» TASK ITEM: Every line of the records below that holds the word "with" belongs in the answer.

---------- STORED DATA

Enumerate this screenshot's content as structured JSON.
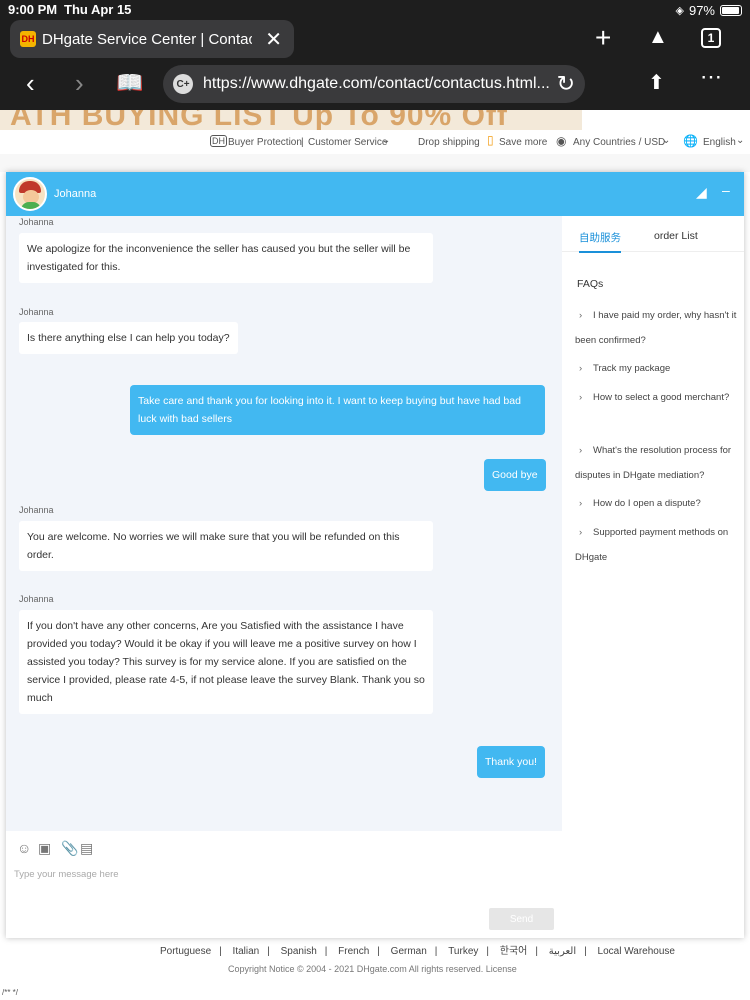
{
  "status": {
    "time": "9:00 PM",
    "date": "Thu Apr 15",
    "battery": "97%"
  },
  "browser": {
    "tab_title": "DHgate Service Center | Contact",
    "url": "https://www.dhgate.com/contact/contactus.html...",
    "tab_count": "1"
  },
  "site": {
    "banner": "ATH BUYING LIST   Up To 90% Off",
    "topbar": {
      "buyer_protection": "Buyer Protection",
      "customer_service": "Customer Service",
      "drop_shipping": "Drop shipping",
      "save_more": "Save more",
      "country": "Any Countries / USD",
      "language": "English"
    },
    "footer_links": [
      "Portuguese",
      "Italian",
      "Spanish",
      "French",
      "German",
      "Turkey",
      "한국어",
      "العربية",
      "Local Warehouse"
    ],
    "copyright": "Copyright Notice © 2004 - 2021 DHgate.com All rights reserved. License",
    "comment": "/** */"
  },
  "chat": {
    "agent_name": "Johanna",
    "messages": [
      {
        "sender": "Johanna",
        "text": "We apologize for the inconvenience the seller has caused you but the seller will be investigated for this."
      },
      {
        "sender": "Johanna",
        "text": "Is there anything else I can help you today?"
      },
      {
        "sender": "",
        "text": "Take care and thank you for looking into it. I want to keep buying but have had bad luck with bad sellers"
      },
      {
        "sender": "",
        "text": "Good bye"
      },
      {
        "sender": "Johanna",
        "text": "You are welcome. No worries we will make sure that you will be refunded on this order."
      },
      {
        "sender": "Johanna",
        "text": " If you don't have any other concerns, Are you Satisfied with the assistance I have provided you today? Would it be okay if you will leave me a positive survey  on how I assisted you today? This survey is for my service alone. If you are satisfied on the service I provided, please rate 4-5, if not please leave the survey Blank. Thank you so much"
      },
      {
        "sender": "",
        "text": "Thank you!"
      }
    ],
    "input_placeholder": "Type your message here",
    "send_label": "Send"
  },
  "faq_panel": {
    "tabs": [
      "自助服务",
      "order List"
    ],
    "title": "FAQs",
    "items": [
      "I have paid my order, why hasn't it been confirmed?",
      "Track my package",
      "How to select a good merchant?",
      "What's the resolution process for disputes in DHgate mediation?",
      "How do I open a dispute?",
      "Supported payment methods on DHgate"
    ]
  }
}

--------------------

» EXERCISE RESPONSE:
        "text": "Take care and thank you for looking into it. I want to keep buying but have had bad luck with bad sellers"
        "text": " If you don't have any other concerns, Are you Satisfied with the assistance I have provided you today? Would it be okay if you will leave me a positive survey  on how I assisted you today? This survey is for my service alone. If you are satisfied on the service I provided, please rate 4-5, if not please leave the survey Blank. Thank you so much"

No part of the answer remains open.